Nobody’s responsibility but their own
This confusion also draws attention to some of the longstanding communication problems.
Notwithstanding the issues raised about what to communicate, our research highlights that the UK government, and those of other member states, were slow off the mark in thinking about how they might communicate to these individuals how they should best prepare themselves for the future.
Even today, it is clear that any communication efforts are limited in their reach.
Beyond this though, it is clear that the legal agreements are limited in the extent to which they can provide the reassurance, or rather, the certainties, that many of these Britons seek. Their concerns have always stretched beyond legal rights and entitlements.
The withdrawal agreement was never going to resolve questions about the fluctuating value of the exchange rate – with its significant potential to impact on the quality of life for some among them – nor can it safeguard against the possibilities of prejudicial or discriminatory treatment should they be judged as ineligible for employment or job opportunities after Brexit on the grounds of their British citizenship.
The effect of this for British citizens living across Europe has been a continued feeling that they are nobody’s responsibility but their own. While they express anger towards the UK government, who they feel should have an obligation towards its citizens, they are often more sanguine about the efforts of member state governments on the grounds that Brexit is a British-made problem.

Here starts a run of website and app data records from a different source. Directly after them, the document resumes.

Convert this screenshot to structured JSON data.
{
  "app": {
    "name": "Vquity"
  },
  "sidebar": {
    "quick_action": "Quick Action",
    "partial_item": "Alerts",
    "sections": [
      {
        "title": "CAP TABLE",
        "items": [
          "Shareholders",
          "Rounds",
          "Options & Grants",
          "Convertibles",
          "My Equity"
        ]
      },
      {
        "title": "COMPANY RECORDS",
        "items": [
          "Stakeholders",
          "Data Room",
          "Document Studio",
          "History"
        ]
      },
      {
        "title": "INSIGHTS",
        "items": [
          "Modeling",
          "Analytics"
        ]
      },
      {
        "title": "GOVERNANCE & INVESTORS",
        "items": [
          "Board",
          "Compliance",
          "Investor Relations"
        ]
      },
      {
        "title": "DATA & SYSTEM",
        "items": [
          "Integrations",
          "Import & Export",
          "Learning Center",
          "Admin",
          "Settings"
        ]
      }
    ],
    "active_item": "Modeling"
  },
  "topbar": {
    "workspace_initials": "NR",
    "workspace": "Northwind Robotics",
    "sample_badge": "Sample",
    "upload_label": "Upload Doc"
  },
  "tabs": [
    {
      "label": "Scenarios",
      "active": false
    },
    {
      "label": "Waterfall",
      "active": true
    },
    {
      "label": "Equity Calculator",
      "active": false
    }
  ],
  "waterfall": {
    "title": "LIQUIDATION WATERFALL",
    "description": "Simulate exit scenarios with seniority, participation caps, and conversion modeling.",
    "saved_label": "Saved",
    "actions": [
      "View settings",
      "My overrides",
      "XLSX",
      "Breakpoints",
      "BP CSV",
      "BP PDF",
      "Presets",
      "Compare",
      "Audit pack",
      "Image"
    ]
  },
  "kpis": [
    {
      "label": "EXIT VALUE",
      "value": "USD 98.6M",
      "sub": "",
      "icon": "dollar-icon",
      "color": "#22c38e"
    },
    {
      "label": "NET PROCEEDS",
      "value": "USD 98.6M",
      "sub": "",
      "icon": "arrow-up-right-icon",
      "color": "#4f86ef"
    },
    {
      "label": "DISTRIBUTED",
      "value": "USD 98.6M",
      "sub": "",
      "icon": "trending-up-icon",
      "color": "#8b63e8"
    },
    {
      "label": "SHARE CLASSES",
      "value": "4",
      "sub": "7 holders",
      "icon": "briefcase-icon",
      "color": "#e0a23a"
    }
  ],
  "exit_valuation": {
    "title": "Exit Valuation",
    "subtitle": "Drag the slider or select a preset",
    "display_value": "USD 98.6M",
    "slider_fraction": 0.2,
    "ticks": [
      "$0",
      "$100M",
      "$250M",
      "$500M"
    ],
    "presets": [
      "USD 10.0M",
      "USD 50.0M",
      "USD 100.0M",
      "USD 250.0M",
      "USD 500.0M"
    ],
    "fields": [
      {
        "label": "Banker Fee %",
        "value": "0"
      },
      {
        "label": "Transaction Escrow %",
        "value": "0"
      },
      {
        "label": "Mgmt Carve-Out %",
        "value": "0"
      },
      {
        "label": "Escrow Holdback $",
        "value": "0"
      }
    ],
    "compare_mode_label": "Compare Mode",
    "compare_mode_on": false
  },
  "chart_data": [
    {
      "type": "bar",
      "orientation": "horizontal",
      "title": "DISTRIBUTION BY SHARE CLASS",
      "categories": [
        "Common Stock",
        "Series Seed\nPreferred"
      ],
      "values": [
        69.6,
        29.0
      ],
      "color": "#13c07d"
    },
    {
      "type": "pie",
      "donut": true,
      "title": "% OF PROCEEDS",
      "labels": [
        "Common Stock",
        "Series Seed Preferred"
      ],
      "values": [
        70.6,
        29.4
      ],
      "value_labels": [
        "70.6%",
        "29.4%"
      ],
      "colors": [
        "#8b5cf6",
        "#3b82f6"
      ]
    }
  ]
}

What we want to focus on here is how this sense of being nobody’s responsibility but their own is internalized.
On the one hand, from a very early stage British citizens living in the EU started to take matters into their own hands. In the absence of guidance about what they should do, they found individual solutions to resolve (some) of their uncertainties about the future, from naturalization to repatriation.
On the other hand, that no one took responsibility for them also led to the formation of British communities stretching across Europe, their changing rights offering common ground for community formation in unprecedented ways.
These exist alongside the on-the-ground support groups that have long been a feature of some British communities and that have developed in consequence of Brexit.
From an early stage in the Brexit process, it became clear to us that the material consequences of Brexit would be unevenly experienced by British citizens living in the EU27.
Simply, the ‘promise’ that UK citizens living in the EU27 would be able to continue living their lives as before was always going to be out of reach for some within that population.
As the days, months and years have passed, we have witnessed first-hand some of those who have been disproportionately impacted by Brexit, from those few who have found themselves ineligible for residence permits – and therefore unable to demonstrate that they are lawfully resident – to those whose state of health makes them ill-placed to respond to the uncertainties that Brexit has introduced to their lives.
Gender, age, disability, race and class, alongside personal circumstances, are all factors which shape the extent to which people can overcome some of the challenges Brexit presents to them.
Indeed, Michaela’s research in France has already documented the diverse outcomes of Brexit as some Britons find themselves judged as unworthy Europeans.
Coming up to four years since the referendum, three years since Article 50 was triggered, and over two years since the citizens’ rights negotiations were concluded, many British citizens living in Europe remain mired by the Brexit swamp.
While some have found ways to pull themselves (and others) out, there are others who in their struggle to get to firm ground find themselves sinker deeper into the quicksand.
By Dr Michaela Benson, Research leader at The UK in a Changing Europe and Reader in Sociology at Goldsmiths, University of London and Karen O’Reilly, Professor Emeritus in Sociology at the University of Loughborough. Find out more about their research and listen to Brexit Brits Abroad podcasts here.